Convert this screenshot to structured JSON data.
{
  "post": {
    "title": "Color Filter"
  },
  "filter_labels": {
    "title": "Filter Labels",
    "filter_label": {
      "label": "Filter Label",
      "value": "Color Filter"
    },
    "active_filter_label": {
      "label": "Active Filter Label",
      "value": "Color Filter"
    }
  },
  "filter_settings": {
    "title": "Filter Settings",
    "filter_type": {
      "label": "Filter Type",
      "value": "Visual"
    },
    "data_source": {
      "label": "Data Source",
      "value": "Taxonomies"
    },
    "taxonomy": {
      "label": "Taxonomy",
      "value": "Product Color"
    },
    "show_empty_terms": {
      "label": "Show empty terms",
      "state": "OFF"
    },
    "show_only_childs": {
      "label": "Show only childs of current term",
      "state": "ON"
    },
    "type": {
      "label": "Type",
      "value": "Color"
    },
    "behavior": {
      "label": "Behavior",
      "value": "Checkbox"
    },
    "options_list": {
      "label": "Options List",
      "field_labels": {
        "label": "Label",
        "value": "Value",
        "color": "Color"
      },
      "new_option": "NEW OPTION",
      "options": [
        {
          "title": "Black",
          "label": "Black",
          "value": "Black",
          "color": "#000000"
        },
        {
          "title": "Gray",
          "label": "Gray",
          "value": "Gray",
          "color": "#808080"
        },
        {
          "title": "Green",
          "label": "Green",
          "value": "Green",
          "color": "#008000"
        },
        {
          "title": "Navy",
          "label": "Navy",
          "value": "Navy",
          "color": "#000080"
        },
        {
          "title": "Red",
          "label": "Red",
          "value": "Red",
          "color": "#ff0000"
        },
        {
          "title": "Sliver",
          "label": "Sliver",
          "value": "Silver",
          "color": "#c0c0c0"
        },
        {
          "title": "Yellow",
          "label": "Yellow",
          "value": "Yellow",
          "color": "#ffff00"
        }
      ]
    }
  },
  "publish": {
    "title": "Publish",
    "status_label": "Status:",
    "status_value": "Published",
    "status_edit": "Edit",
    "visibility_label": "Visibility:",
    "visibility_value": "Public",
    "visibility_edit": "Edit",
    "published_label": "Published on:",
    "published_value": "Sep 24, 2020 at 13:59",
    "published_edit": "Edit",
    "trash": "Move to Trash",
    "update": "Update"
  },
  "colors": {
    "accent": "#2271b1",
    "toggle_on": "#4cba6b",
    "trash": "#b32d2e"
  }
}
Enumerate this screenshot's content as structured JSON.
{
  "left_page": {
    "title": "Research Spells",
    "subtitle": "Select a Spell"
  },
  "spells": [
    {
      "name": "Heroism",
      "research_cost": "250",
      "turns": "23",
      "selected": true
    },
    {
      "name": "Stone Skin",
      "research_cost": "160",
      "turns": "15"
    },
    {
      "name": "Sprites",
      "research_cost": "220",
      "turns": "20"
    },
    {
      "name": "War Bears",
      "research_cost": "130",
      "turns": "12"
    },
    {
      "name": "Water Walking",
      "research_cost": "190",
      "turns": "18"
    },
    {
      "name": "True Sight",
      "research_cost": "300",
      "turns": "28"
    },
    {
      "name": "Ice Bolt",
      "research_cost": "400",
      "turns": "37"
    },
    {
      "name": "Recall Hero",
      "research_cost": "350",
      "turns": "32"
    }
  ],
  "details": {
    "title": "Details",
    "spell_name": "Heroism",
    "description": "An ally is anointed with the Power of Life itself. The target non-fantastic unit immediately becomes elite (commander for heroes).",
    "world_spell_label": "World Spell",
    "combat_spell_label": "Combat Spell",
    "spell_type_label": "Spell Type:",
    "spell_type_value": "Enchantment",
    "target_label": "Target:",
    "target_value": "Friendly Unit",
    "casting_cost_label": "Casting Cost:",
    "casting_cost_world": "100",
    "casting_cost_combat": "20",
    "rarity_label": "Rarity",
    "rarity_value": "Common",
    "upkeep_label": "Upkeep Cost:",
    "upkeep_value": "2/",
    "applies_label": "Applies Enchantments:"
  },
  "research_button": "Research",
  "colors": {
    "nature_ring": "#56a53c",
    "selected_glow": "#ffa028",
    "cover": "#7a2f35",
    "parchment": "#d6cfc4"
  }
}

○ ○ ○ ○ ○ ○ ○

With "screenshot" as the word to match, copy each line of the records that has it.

Convert this screenshot to structured JSON data.
Enumerate this screenshot's content as structured JSON.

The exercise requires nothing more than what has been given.